__Task statement__:
Only a number is expected in reply: the count of lines below where the word "JSON" occurs.
━━ Exercise data
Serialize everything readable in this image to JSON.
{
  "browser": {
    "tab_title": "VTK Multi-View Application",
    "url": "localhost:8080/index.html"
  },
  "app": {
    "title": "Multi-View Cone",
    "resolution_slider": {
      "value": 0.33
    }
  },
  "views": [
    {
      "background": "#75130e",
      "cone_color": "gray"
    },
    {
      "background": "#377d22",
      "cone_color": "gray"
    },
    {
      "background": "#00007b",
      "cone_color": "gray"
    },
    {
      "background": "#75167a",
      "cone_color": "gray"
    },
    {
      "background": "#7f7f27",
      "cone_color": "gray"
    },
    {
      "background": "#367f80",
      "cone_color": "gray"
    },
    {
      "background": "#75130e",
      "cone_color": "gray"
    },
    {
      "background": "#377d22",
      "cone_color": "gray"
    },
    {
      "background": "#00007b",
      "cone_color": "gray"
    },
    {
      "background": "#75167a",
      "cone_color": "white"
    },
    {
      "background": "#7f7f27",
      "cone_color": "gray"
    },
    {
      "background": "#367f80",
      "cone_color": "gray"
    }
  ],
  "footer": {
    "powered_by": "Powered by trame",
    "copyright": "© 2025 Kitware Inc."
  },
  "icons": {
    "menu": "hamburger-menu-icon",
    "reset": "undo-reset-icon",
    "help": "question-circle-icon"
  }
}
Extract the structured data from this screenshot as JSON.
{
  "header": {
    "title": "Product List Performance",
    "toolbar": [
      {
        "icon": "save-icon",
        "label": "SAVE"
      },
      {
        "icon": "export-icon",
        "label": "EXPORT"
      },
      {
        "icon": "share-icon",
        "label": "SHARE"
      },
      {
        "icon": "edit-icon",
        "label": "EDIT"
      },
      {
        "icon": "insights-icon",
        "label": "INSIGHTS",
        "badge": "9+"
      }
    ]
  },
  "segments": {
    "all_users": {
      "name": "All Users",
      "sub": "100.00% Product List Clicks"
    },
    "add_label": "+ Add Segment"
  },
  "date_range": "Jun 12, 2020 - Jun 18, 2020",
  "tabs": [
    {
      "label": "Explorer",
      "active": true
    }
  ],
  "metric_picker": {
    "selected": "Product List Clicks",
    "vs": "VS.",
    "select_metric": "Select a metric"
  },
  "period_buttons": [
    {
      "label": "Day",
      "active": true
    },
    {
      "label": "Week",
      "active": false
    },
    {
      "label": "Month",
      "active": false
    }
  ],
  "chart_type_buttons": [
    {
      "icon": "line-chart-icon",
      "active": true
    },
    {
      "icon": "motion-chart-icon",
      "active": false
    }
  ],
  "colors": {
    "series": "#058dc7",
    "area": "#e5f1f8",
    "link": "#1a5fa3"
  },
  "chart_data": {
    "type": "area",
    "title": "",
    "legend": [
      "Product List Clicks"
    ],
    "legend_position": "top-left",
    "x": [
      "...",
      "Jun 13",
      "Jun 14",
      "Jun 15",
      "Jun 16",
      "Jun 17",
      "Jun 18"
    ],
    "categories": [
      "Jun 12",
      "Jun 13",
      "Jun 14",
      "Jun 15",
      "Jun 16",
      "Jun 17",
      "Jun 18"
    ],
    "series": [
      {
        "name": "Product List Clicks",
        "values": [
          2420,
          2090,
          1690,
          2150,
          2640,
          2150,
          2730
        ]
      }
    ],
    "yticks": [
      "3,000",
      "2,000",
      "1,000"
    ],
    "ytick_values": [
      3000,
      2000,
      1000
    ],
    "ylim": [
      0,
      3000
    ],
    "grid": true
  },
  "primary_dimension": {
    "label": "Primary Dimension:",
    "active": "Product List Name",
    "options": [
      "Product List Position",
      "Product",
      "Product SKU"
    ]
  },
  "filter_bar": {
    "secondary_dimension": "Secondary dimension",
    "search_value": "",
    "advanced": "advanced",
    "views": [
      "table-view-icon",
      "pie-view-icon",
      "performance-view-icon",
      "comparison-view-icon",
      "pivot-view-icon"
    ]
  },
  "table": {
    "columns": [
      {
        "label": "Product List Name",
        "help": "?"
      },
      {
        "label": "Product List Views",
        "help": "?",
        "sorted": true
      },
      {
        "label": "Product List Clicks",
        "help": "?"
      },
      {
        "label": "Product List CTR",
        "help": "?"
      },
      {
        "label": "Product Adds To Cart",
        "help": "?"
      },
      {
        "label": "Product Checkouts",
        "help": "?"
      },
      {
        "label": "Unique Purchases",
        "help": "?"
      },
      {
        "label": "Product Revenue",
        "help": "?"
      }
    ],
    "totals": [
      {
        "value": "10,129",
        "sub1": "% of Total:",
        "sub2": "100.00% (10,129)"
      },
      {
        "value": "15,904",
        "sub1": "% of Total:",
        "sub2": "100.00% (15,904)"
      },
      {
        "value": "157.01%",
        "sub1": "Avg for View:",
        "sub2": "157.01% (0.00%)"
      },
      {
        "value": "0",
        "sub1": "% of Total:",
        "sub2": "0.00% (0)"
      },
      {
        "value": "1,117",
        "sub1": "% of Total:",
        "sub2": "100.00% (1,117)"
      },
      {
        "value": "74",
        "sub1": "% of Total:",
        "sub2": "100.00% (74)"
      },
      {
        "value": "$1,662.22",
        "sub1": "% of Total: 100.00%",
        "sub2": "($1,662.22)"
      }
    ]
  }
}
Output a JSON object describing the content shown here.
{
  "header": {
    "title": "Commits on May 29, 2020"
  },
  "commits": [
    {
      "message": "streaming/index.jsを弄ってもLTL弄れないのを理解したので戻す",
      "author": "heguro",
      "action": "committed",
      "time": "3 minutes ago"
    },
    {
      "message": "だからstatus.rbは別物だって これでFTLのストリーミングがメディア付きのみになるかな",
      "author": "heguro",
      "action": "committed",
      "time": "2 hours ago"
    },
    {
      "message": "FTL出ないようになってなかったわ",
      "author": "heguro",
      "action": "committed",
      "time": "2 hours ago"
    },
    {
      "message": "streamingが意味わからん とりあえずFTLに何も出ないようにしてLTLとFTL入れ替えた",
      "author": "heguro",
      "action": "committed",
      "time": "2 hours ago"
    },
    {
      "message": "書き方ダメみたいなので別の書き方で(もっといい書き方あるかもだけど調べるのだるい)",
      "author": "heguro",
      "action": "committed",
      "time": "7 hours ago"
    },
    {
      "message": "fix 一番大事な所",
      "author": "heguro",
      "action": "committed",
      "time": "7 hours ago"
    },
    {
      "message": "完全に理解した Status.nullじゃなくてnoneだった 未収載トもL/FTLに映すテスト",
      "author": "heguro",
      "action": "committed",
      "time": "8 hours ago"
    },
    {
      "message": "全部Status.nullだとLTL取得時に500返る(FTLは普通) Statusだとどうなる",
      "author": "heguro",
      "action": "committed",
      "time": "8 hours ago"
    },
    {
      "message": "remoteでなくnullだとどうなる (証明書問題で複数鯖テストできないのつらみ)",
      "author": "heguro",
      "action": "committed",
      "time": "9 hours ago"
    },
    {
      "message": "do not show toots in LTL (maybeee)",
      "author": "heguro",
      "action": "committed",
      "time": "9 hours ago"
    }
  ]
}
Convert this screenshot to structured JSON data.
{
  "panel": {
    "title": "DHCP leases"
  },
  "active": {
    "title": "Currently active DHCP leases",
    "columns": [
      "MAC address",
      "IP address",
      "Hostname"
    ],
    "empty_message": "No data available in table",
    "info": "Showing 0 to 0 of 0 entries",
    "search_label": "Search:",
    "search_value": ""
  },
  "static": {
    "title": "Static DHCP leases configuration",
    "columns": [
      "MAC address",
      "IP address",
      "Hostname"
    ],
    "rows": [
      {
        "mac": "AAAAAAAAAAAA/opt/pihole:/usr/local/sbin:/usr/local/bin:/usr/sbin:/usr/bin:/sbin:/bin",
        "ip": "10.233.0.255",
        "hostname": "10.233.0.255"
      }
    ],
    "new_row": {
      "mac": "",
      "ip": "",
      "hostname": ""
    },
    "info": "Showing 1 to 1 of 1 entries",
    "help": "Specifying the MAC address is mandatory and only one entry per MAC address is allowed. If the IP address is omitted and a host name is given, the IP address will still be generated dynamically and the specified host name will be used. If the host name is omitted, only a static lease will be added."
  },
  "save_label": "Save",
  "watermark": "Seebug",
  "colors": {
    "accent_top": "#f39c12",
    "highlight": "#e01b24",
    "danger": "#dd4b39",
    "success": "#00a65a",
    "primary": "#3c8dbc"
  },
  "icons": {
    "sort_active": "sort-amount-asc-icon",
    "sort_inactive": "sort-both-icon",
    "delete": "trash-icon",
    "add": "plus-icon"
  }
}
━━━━
__Response to this task__:
4